Rulers worldwide became uncomfortable with smoking once it became part of life for the common people. The idea that the masses could devote part of life to enjoyment instead of work was too threatening in those times.
According to historians, it was not just a threat to the social order. The initial idea that tobacco increased the capacity for work was eroded by the idea that it made people lazy.
The Ottoman sultan Murad IV banned it in the 17th century because he considered it a threat to morals and health, and he tried to close the coffee houses where people gathered to smoke. Several Chinese emperors, dating from the mid-1600s, banned the practice among the common people. The Patriarch of Moscow, in 1634, not only banned smoking but also ordered whipping for men and women who violated the order. King James I condemned smoking in 1604 because it caused laziness and moral laxness.

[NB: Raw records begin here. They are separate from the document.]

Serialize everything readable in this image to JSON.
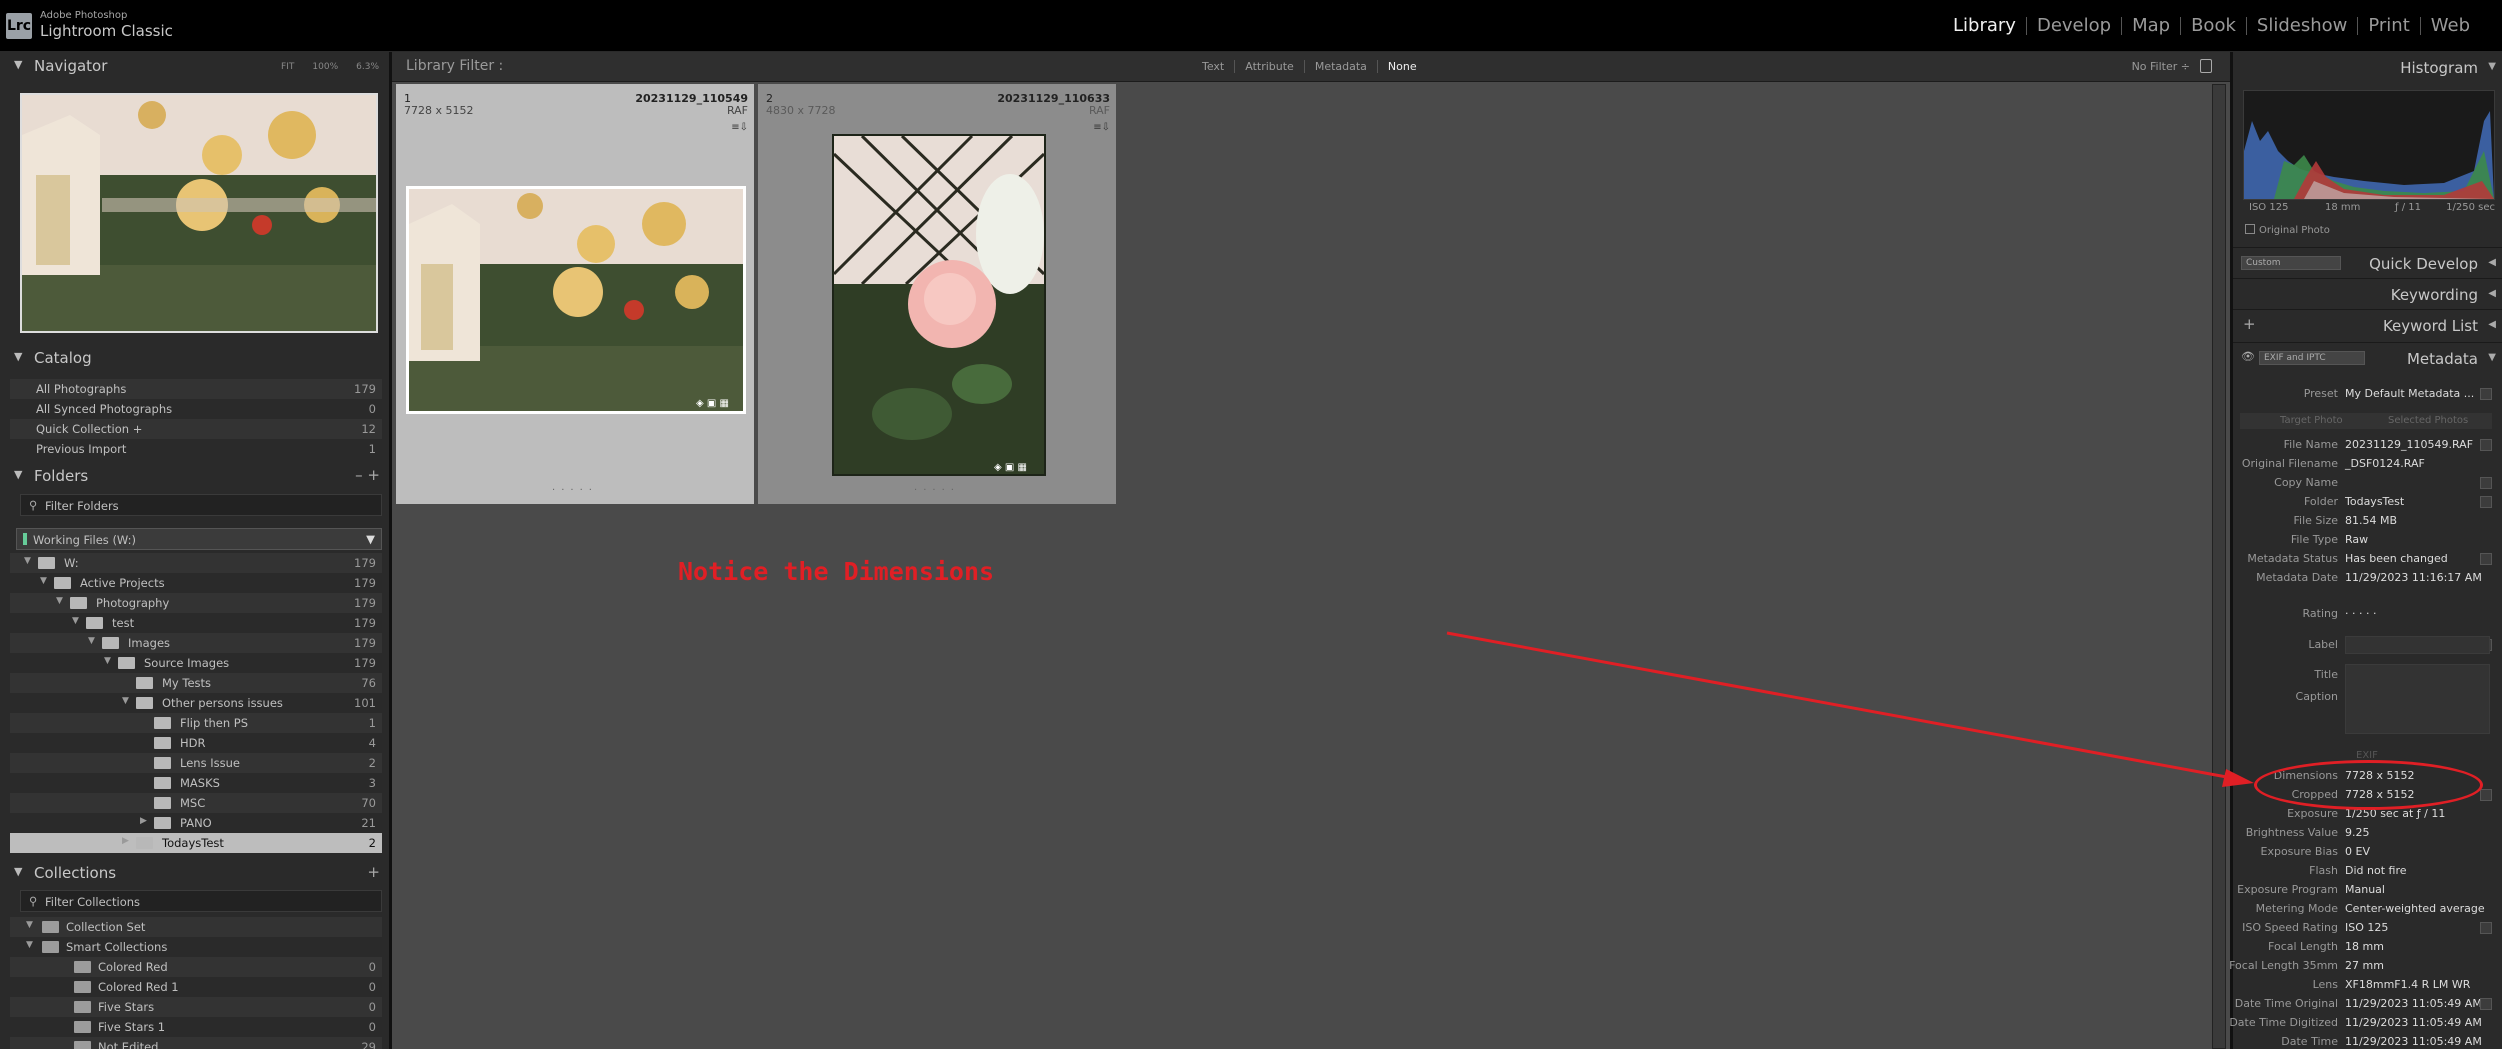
{
  "app": {
    "brand_line1": "Adobe Photoshop",
    "brand_line2": "Lightroom Classic",
    "logo": "Lrc"
  },
  "modules": [
    "Library",
    "Develop",
    "Map",
    "Book",
    "Slideshow",
    "Print",
    "Web"
  ],
  "navigator": {
    "title": "Navigator",
    "zoom": [
      "FIT",
      "100%",
      "6.3%"
    ]
  },
  "catalog": {
    "title": "Catalog",
    "items": [
      {
        "label": "All Photographs",
        "count": "179"
      },
      {
        "label": "All Synced Photographs",
        "count": "0"
      },
      {
        "label": "Quick Collection +",
        "count": "12"
      },
      {
        "label": "Previous Import",
        "count": "1"
      }
    ]
  },
  "folders": {
    "title": "Folders",
    "controls": "– +",
    "filter_placeholder": "Filter Folders",
    "volume": "Working Files (W:)",
    "items": [
      {
        "label": "W:",
        "count": "179"
      },
      {
        "label": "Active Projects",
        "count": "179"
      },
      {
        "label": "Photography",
        "count": "179"
      },
      {
        "label": "test",
        "count": "179"
      },
      {
        "label": "Images",
        "count": "179"
      },
      {
        "label": "Source Images",
        "count": "179"
      },
      {
        "label": "My Tests",
        "count": "76"
      },
      {
        "label": "Other persons issues",
        "count": "101"
      },
      {
        "label": "Flip then PS",
        "count": "1"
      },
      {
        "label": "HDR",
        "count": "4"
      },
      {
        "label": "Lens Issue",
        "count": "2"
      },
      {
        "label": "MASKS",
        "count": "3"
      },
      {
        "label": "MSC",
        "count": "70"
      },
      {
        "label": "PANO",
        "count": "21"
      },
      {
        "label": "TodaysTest",
        "count": "2"
      }
    ]
  },
  "collections": {
    "title": "Collections",
    "filter_placeholder": "Filter Collections",
    "items": [
      {
        "label": "Collection Set",
        "count": ""
      },
      {
        "label": "Smart Collections",
        "count": ""
      },
      {
        "label": "Colored Red",
        "count": "0"
      },
      {
        "label": "Colored Red 1",
        "count": "0"
      },
      {
        "label": "Five Stars",
        "count": "0"
      },
      {
        "label": "Five Stars 1",
        "count": "0"
      },
      {
        "label": "Not Edited",
        "count": "29"
      }
    ]
  },
  "library_filter": {
    "title": "Library Filter :",
    "modes": [
      "Text",
      "Attribute",
      "Metadata",
      "None"
    ],
    "preset": "No Filter ÷"
  },
  "grid": [
    {
      "index": "1",
      "filename": "20231129_110549",
      "dims": "7728 x 5152",
      "ext": "RAF"
    },
    {
      "index": "2",
      "filename": "20231129_110633",
      "dims": "4830 x 7728",
      "ext": "RAF"
    }
  ],
  "annotation": {
    "text": "Notice the Dimensions",
    "color": "#e01f25"
  },
  "histogram": {
    "title": "Histogram",
    "iso": "ISO 125",
    "focal": "18 mm",
    "aperture": "ƒ / 11",
    "shutter": "1/250 sec",
    "original_photo": "Original Photo"
  },
  "quick_develop": {
    "title": "Quick Develop",
    "preset": "Custom"
  },
  "keywording": {
    "title": "Keywording"
  },
  "keyword_list": {
    "title": "Keyword List"
  },
  "metadata": {
    "title": "Metadata",
    "view": "EXIF and IPTC",
    "preset_label": "Preset",
    "preset_value": "My Default Metadata ...",
    "target_photo": "Target Photo",
    "selected_photos": "Selected Photos",
    "exif_label": "EXIF",
    "rows": [
      {
        "k": "File Name",
        "v": "20231129_110549.RAF"
      },
      {
        "k": "Original Filename",
        "v": "_DSF0124.RAF"
      },
      {
        "k": "Copy Name",
        "v": ""
      },
      {
        "k": "Folder",
        "v": "TodaysTest"
      },
      {
        "k": "File Size",
        "v": "81.54 MB"
      },
      {
        "k": "File Type",
        "v": "Raw"
      },
      {
        "k": "Metadata Status",
        "v": "Has been changed"
      },
      {
        "k": "Metadata Date",
        "v": "11/29/2023 11:16:17 AM"
      }
    ],
    "rating_label": "Rating",
    "rating_value": "· · · · ·",
    "label_label": "Label",
    "title_label": "Title",
    "caption_label": "Caption",
    "exif_rows": [
      {
        "k": "Dimensions",
        "v": "7728 x 5152"
      },
      {
        "k": "Cropped",
        "v": "7728 x 5152"
      },
      {
        "k": "Exposure",
        "v": "1/250 sec at ƒ / 11"
      },
      {
        "k": "Brightness Value",
        "v": "9.25"
      },
      {
        "k": "Exposure Bias",
        "v": "0 EV"
      },
      {
        "k": "Flash",
        "v": "Did not fire"
      },
      {
        "k": "Exposure Program",
        "v": "Manual"
      },
      {
        "k": "Metering Mode",
        "v": "Center-weighted average"
      },
      {
        "k": "ISO Speed Rating",
        "v": "ISO 125"
      },
      {
        "k": "Focal Length",
        "v": "18 mm"
      },
      {
        "k": "Focal Length 35mm",
        "v": "27 mm"
      },
      {
        "k": "Lens",
        "v": "XF18mmF1.4 R LM WR"
      },
      {
        "k": "Date Time Original",
        "v": "11/29/2023 11:05:49 AM"
      },
      {
        "k": "Date Time Digitized",
        "v": "11/29/2023 11:05:49 AM"
      },
      {
        "k": "Date Time",
        "v": "11/29/2023 11:05:49 AM"
      }
    ]
  }
}
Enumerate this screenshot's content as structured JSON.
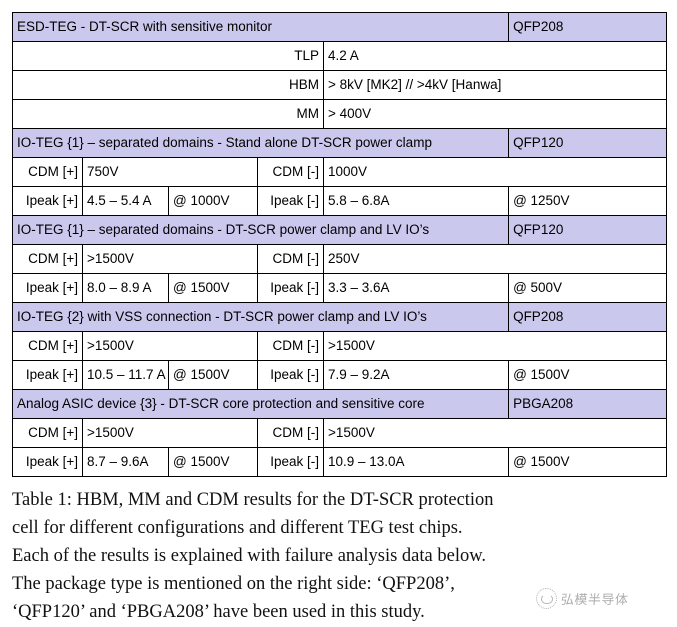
{
  "table": {
    "sections": [
      {
        "header": "ESD-TEG - DT-SCR with sensitive monitor",
        "package": "QFP208",
        "type": "esd",
        "rows": [
          {
            "label": "TLP",
            "value": "4.2 A"
          },
          {
            "label": "HBM",
            "value": "> 8kV [MK2] //  >4kV [Hanwa]"
          },
          {
            "label": "MM",
            "value": "> 400V"
          }
        ]
      },
      {
        "header": "IO-TEG {1} – separated domains - Stand alone DT-SCR power clamp",
        "package": "QFP120",
        "type": "io",
        "cdm": {
          "left_label": "CDM [+]",
          "left_value": "750V",
          "right_label": "CDM [-]",
          "right_value": "1000V"
        },
        "ipeak": {
          "left_label": "Ipeak [+]",
          "left_value": "4.5 – 5.4 A",
          "left_cond": "@ 1000V",
          "right_label": "Ipeak [-]",
          "right_value": "5.8 – 6.8A",
          "right_cond": "@ 1250V"
        }
      },
      {
        "header": "IO-TEG {1} – separated domains  - DT-SCR power clamp and LV IO’s",
        "package": "QFP120",
        "type": "io",
        "cdm": {
          "left_label": "CDM [+]",
          "left_value": ">1500V",
          "right_label": "CDM [-]",
          "right_value": "250V"
        },
        "ipeak": {
          "left_label": "Ipeak [+]",
          "left_value": "8.0 – 8.9 A",
          "left_cond": "@ 1500V",
          "right_label": "Ipeak [-]",
          "right_value": "3.3 – 3.6A",
          "right_cond": "@ 500V"
        }
      },
      {
        "header": "IO-TEG {2} with VSS connection - DT-SCR power clamp and LV IO’s",
        "package": "QFP208",
        "type": "io",
        "cdm": {
          "left_label": "CDM [+]",
          "left_value": ">1500V",
          "right_label": "CDM [-]",
          "right_value": ">1500V"
        },
        "ipeak": {
          "left_label": "Ipeak [+]",
          "left_value": "10.5 – 11.7 A",
          "left_cond": "@ 1500V",
          "right_label": "Ipeak [-]",
          "right_value": "7.9 – 9.2A",
          "right_cond": "@ 1500V"
        }
      },
      {
        "header": "Analog ASIC device {3} - DT-SCR core protection and sensitive core",
        "package": "PBGA208",
        "type": "io",
        "cdm": {
          "left_label": "CDM [+]",
          "left_value": ">1500V",
          "right_label": "CDM [-]",
          "right_value": ">1500V"
        },
        "ipeak": {
          "left_label": "Ipeak [+]",
          "left_value": "8.7 – 9.6A",
          "left_cond": "@ 1500V",
          "right_label": "Ipeak [-]",
          "right_value": "10.9 – 13.0A",
          "right_cond": "@ 1500V"
        }
      }
    ]
  },
  "caption": {
    "line1": "Table 1: HBM, MM and CDM results for the DT-SCR protection",
    "line2": "cell for different configurations and different TEG test chips.",
    "line3": "Each of the results is explained with failure analysis data below.",
    "line4": "The package type is mentioned on the right side: ‘QFP208’,",
    "line5": "‘QFP120’ and ‘PBGA208’ have been used in this study."
  },
  "watermark": {
    "text": "弘模半导体"
  },
  "colors": {
    "section_fill": "#cbc8ee",
    "section_border": "#3a3a5c",
    "grid": "#000000",
    "page_bg": "#ffffff"
  }
}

To send the message home, he imposed a 4,000 percent tax hike on tobacco.
Then as now, these bans and restrictions were largely unsuccessful, and rulers of many countries resolved their conundrum by starting state-controlled monopolies and profiting mightily from the vice of their subjects.